*** Listed entries Section Begins ***
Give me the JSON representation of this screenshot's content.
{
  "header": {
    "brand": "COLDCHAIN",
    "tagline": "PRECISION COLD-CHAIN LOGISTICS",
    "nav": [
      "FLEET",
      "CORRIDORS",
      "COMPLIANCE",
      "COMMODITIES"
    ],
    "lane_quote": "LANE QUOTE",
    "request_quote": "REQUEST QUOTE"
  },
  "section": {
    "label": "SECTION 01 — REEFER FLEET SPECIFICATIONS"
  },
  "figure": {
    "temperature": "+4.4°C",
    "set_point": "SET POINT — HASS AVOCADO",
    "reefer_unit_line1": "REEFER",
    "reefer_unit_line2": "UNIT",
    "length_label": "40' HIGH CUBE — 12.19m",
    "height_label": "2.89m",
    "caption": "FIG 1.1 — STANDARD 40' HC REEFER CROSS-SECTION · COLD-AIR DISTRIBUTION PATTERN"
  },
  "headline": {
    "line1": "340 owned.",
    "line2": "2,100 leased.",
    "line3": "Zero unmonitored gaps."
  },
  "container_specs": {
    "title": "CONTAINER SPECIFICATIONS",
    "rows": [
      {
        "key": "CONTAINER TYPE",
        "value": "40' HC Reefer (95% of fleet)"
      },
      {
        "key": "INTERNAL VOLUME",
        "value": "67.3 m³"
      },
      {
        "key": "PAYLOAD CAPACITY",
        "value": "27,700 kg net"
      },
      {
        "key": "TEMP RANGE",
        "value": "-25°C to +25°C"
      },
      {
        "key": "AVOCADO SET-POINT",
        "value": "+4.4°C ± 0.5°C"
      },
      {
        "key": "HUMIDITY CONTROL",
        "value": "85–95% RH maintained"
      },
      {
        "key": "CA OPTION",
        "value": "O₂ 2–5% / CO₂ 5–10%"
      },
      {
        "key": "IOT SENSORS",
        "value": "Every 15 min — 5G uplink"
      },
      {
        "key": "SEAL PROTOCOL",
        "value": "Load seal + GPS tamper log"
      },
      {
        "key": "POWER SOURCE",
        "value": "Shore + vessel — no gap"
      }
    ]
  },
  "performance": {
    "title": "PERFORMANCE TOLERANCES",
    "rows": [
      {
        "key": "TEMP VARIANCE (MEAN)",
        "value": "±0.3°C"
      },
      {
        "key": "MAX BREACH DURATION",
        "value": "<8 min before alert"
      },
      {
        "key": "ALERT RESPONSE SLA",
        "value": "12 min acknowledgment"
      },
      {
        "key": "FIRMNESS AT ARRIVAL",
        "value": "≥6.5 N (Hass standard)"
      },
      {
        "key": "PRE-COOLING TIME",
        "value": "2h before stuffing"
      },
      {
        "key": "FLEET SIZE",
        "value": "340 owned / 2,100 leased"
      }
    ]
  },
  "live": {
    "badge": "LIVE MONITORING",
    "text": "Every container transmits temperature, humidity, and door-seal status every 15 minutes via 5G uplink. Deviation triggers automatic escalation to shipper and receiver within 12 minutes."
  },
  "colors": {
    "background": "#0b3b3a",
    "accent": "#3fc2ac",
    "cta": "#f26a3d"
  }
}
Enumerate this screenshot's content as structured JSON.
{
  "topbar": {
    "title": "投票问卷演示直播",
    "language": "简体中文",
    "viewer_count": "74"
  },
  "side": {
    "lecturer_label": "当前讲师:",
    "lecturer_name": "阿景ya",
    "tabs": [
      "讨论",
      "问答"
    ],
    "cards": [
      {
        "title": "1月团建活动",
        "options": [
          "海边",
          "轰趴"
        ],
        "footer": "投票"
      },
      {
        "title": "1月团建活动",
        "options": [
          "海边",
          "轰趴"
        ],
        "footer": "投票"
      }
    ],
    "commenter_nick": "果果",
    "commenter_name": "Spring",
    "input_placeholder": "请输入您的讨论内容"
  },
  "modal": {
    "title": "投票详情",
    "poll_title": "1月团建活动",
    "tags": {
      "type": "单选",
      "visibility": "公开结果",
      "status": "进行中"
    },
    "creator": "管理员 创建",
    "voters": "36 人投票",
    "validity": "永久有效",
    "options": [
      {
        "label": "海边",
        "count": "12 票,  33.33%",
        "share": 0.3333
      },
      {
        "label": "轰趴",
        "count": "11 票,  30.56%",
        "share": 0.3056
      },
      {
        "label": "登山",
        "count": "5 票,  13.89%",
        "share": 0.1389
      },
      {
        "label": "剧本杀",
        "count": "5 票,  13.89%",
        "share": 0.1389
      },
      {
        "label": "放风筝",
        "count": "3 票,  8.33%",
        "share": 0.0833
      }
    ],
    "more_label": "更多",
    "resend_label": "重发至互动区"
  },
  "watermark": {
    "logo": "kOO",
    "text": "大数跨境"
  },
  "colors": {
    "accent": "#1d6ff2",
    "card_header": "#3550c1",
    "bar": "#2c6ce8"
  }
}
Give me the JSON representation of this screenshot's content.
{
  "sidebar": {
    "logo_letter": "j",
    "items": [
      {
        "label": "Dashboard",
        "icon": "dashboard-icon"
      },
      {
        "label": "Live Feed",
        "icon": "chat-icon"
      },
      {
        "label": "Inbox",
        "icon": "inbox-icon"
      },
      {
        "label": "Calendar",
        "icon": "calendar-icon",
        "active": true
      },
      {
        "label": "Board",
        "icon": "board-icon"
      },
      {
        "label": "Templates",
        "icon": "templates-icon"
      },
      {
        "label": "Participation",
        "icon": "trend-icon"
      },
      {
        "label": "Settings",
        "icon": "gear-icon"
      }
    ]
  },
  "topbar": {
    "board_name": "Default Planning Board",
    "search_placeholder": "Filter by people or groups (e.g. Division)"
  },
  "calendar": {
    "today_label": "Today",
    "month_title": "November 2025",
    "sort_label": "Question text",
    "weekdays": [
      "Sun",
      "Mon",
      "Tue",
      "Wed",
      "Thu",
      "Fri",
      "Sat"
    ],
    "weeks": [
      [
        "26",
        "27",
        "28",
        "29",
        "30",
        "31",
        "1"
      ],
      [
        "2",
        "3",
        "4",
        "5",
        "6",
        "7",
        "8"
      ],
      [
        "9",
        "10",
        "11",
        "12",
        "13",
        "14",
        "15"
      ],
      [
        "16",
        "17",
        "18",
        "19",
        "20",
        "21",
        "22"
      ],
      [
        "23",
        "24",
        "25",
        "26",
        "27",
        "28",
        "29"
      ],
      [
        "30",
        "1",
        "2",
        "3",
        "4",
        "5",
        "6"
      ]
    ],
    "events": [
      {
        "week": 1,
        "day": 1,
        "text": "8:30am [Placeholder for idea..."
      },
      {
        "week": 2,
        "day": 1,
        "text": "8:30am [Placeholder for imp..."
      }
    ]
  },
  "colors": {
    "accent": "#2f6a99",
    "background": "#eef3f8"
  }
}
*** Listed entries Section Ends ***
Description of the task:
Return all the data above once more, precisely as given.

Output:
Give me the JSON representation of this screenshot's content.
{
  "header": {
    "brand": "COLDCHAIN",
    "tagline": "PRECISION COLD-CHAIN LOGISTICS",
    "nav": [
      "FLEET",
      "CORRIDORS",
      "COMPLIANCE",
      "COMMODITIES"
    ],
    "lane_quote": "LANE QUOTE",
    "request_quote": "REQUEST QUOTE"
  },
  "section": {
    "label": "SECTION 01 — REEFER FLEET SPECIFICATIONS"
  },
  "figure": {
    "temperature": "+4.4°C",
    "set_point": "SET POINT — HASS AVOCADO",
    "reefer_unit_line1": "REEFER",
    "reefer_unit_line2": "UNIT",
    "length_label": "40' HIGH CUBE — 12.19m",
    "height_label": "2.89m",
    "caption": "FIG 1.1 — STANDARD 40' HC REEFER CROSS-SECTION · COLD-AIR DISTRIBUTION PATTERN"
  },
  "headline": {
    "line1": "340 owned.",
    "line2": "2,100 leased.",
    "line3": "Zero unmonitored gaps."
  },
  "container_specs": {
    "title": "CONTAINER SPECIFICATIONS",
    "rows": [
      {
        "key": "CONTAINER TYPE",
        "value": "40' HC Reefer (95% of fleet)"
      },
      {
        "key": "INTERNAL VOLUME",
        "value": "67.3 m³"
      },
      {
        "key": "PAYLOAD CAPACITY",
        "value": "27,700 kg net"
      },
      {
        "key": "TEMP RANGE",
        "value": "-25°C to +25°C"
      },
      {
        "key": "AVOCADO SET-POINT",
        "value": "+4.4°C ± 0.5°C"
      },
      {
        "key": "HUMIDITY CONTROL",
        "value": "85–95% RH maintained"
      },
      {
        "key": "CA OPTION",
        "value": "O₂ 2–5% / CO₂ 5–10%"
      },
      {
        "key": "IOT SENSORS",
        "value": "Every 15 min — 5G uplink"
      },
      {
        "key": "SEAL PROTOCOL",
        "value": "Load seal + GPS tamper log"
      },
      {
        "key": "POWER SOURCE",
        "value": "Shore + vessel — no gap"
      }
    ]
  },
  "performance": {
    "title": "PERFORMANCE TOLERANCES",
    "rows": [
      {
        "key": "TEMP VARIANCE (MEAN)",
        "value": "±0.3°C"
      },
      {
        "key": "MAX BREACH DURATION",
        "value": "<8 min before alert"
      },
      {
        "key": "ALERT RESPONSE SLA",
        "value": "12 min acknowledgment"
      },
      {
        "key": "FIRMNESS AT ARRIVAL",
        "value": "≥6.5 N (Hass standard)"
      },
      {
        "key": "PRE-COOLING TIME",
        "value": "2h before stuffing"
      },
      {
        "key": "FLEET SIZE",
        "value": "340 owned / 2,100 leased"
      }
    ]
  },
  "live": {
    "badge": "LIVE MONITORING",
    "text": "Every container transmits temperature, humidity, and door-seal status every 15 minutes via 5G uplink. Deviation triggers automatic escalation to shipper and receiver within 12 minutes."
  },
  "colors": {
    "background": "#0b3b3a",
    "accent": "#3fc2ac",
    "cta": "#f26a3d"
  }
}
Enumerate this screenshot's content as structured JSON.
{
  "topbar": {
    "title": "投票问卷演示直播",
    "language": "简体中文",
    "viewer_count": "74"
  },
  "side": {
    "lecturer_label": "当前讲师:",
    "lecturer_name": "阿景ya",
    "tabs": [
      "讨论",
      "问答"
    ],
    "cards": [
      {
        "title": "1月团建活动",
        "options": [
          "海边",
          "轰趴"
        ],
        "footer": "投票"
      },
      {
        "title": "1月团建活动",
        "options": [
          "海边",
          "轰趴"
        ],
        "footer": "投票"
      }
    ],
    "commenter_nick": "果果",
    "commenter_name": "Spring",
    "input_placeholder": "请输入您的讨论内容"
  },
  "modal": {
    "title": "投票详情",
    "poll_title": "1月团建活动",
    "tags": {
      "type": "单选",
      "visibility": "公开结果",
      "status": "进行中"
    },
    "creator": "管理员 创建",
    "voters": "36 人投票",
    "validity": "永久有效",
    "options": [
      {
        "label": "海边",
        "count": "12 票,  33.33%",
        "share": 0.3333
      },
      {
        "label": "轰趴",
        "count": "11 票,  30.56%",
        "share": 0.3056
      },
      {
        "label": "登山",
        "count": "5 票,  13.89%",
        "share": 0.1389
      },
      {
        "label": "剧本杀",
        "count": "5 票,  13.89%",
        "share": 0.1389
      },
      {
        "label": "放风筝",
        "count": "3 票,  8.33%",
        "share": 0.0833
      }
    ],
    "more_label": "更多",
    "resend_label": "重发至互动区"
  },
  "watermark": {
    "logo": "kOO",
    "text": "大数跨境"
  },
  "colors": {
    "accent": "#1d6ff2",
    "card_header": "#3550c1",
    "bar": "#2c6ce8"
  }
}
Give me the JSON representation of this screenshot's content.
{
  "sidebar": {
    "logo_letter": "j",
    "items": [
      {
        "label": "Dashboard",
        "icon": "dashboard-icon"
      },
      {
        "label": "Live Feed",
        "icon": "chat-icon"
      },
      {
        "label": "Inbox",
        "icon": "inbox-icon"
      },
      {
        "label": "Calendar",
        "icon": "calendar-icon",
        "active": true
      },
      {
        "label": "Board",
        "icon": "board-icon"
      },
      {
        "label": "Templates",
        "icon": "templates-icon"
      },
      {
        "label": "Participation",
        "icon": "trend-icon"
      },
      {
        "label": "Settings",
        "icon": "gear-icon"
      }
    ]
  },
  "topbar": {
    "board_name": "Default Planning Board",
    "search_placeholder": "Filter by people or groups (e.g. Division)"
  },
  "calendar": {
    "today_label": "Today",
    "month_title": "November 2025",
    "sort_label": "Question text",
    "weekdays": [
      "Sun",
      "Mon",
      "Tue",
      "Wed",
      "Thu",
      "Fri",
      "Sat"
    ],
    "weeks": [
      [
        "26",
        "27",
        "28",
        "29",
        "30",
        "31",
        "1"
      ],
      [
        "2",
        "3",
        "4",
        "5",
        "6",
        "7",
        "8"
      ],
      [
        "9",
        "10",
        "11",
        "12",
        "13",
        "14",
        "15"
      ],
      [
        "16",
        "17",
        "18",
        "19",
        "20",
        "21",
        "22"
      ],
      [
        "23",
        "24",
        "25",
        "26",
        "27",
        "28",
        "29"
      ],
      [
        "30",
        "1",
        "2",
        "3",
        "4",
        "5",
        "6"
      ]
    ],
    "events": [
      {
        "week": 1,
        "day": 1,
        "text": "8:30am [Placeholder for idea..."
      },
      {
        "week": 2,
        "day": 1,
        "text": "8:30am [Placeholder for imp..."
      }
    ]
  },
  "colors": {
    "accent": "#2f6a99",
    "background": "#eef3f8"
  }
}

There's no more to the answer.